The devices that were evaluated in this study had been approved under the provisions of the previous EU Directive on medical devices, that was replaced in 2017 by the new Regulation (EU 2017/745). In future, a summary of clinical evidence for each high-risk medical device will be made available in a document known as the SSCP (Summary of Safety and Clinical Performance), but its publication will not abolish the responsibility of investigators and manufacturers to ensure that full results of all studies are published promptly in peer-reviewed scientific journals.

There appear to be double standards for the approval of new treatments in Europe. Before a new drug can be approved by the European Medicines Agency, an RCT is expected whereas this study from the CORE-MD consortium indicates that the situation with medical devices has been quite different during the past two decades.

Senior author of the study, Professor Stephan Windecker, Chairman of the Department of Cardiology at Bern University Hospital, Inselspital, Professor of Cardiology and Vice-Dean at the Medical Faculty of the University of Bern (Switzerland), said: “Larger and better-designed clinical trials of high-risk devices need to be conducted and reported more quickly. More specific EU guidance on clinical trial methodologies, appropriate endpoints, comparators, and follow-up is required, and systems need to be developed to demonstrate concordance of regulatory judgements between Notified Bodies”.

Scientific coordinator of the CORE-MD project on behalf of the European Society of Cardiology, and Chairman of the Regulatory Affairs Committee of the Biomedical Alliance in Europe, Professor Alan Fraser, said: “It is impossible to practise evidence-based medicine unless all results from clinical trials are publicly available. Every patient needs reassurance that any recommendation from their doctor that a medical device should be implanted, will be based on sound evidence. Publication and transparency are essential to establish trust between the patient and doctor”.
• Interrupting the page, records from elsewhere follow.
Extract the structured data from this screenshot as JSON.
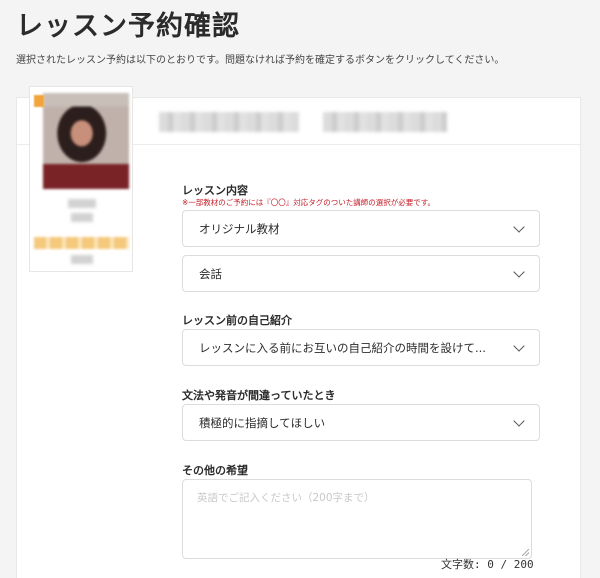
{
  "page": {
    "title": "レッスン予約確認",
    "description": "選択されたレッスン予約は以下のとおりです。問題なければ予約を確定するボタンをクリックしてください。"
  },
  "form": {
    "lesson_content": {
      "label": "レッスン内容",
      "note": "※一部教材のご予約には『〇〇』対応タグのついた講師の選択が必要です。",
      "material_value": "オリジナル教材",
      "topic_value": "会話"
    },
    "self_intro": {
      "label": "レッスン前の自己紹介",
      "value": "レッスンに入る前にお互いの自己紹介の時間を設けて..."
    },
    "correction": {
      "label": "文法や発音が間違っていたとき",
      "value": "積極的に指摘してほしい"
    },
    "other_requests": {
      "label": "その他の希望",
      "placeholder": "英語でご記入ください（200字まで）",
      "counter": "文字数: 0 / 200"
    }
  },
  "colors": {
    "note": "#c2202a",
    "background": "#f4f4f4"
  },
  "icons": {
    "select_arrow": "chevron-down-icon"
  }
}
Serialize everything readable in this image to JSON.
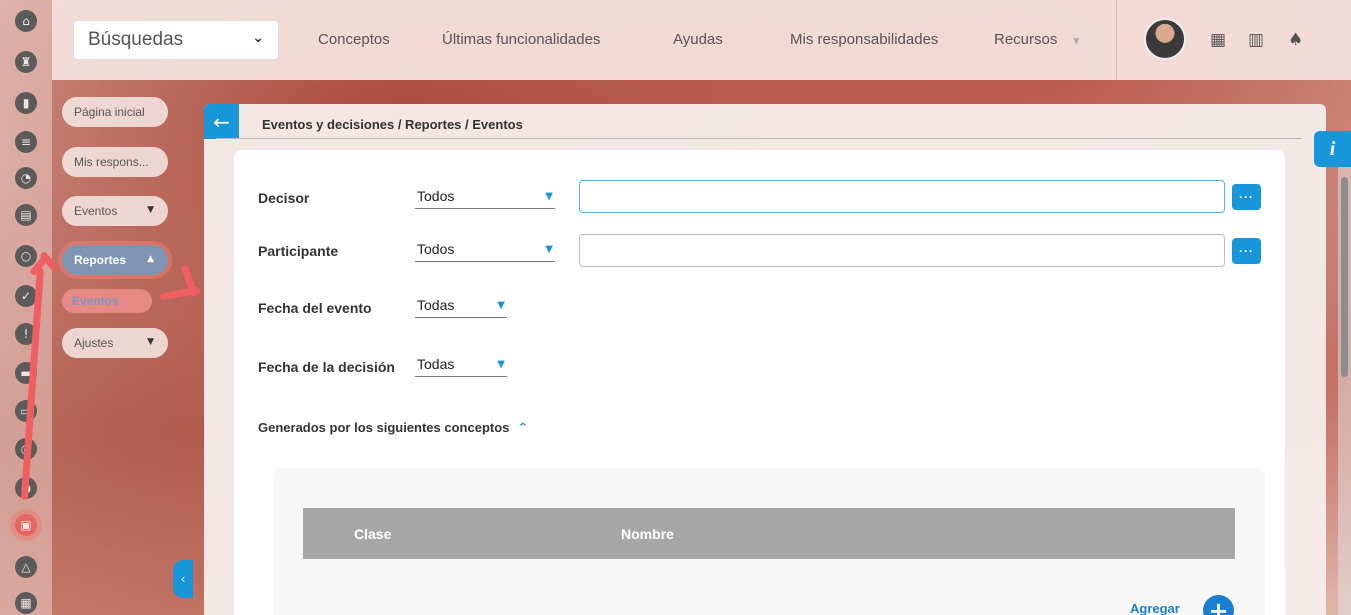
{
  "topbar": {
    "search_label": "Búsquedas",
    "nav": [
      {
        "label": "Conceptos"
      },
      {
        "label": "Últimas funcionalidades"
      },
      {
        "label": "Ayudas"
      },
      {
        "label": "Mis responsabilidades"
      },
      {
        "label": "Recursos"
      }
    ]
  },
  "subnav": {
    "pagina_inicial": "Página inicial",
    "mis_respons": "Mis respons...",
    "eventos_group": "Eventos",
    "reportes": "Reportes",
    "eventos_item": "Eventos",
    "ajustes": "Ajustes"
  },
  "panel": {
    "breadcrumb": "Eventos y decisiones / Reportes / Eventos"
  },
  "form": {
    "decisor_label": "Decisor",
    "decisor_value": "Todos",
    "participante_label": "Participante",
    "participante_value": "Todos",
    "fecha_evento_label": "Fecha del evento",
    "fecha_evento_value": "Todas",
    "fecha_decision_label": "Fecha de la decisión",
    "fecha_decision_value": "Todas",
    "dots": "···"
  },
  "concepts": {
    "heading": "Generados por los siguientes conceptos",
    "columns": [
      "Clase",
      "Nombre"
    ],
    "add_label": "Agregar"
  },
  "colors": {
    "accent": "#1796d9",
    "annotation": "#ef5f61"
  }
}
The results were reported by Professor Stephan Windecker in a late-breaking session at the Congress of the European Society of Cardiology in Amsterdam on 28th August 2023 and published simultaneously in the European Heart Journal1.

1 Siontis G. and coauthors / DOI: 10.1093/eurheartj/ehad567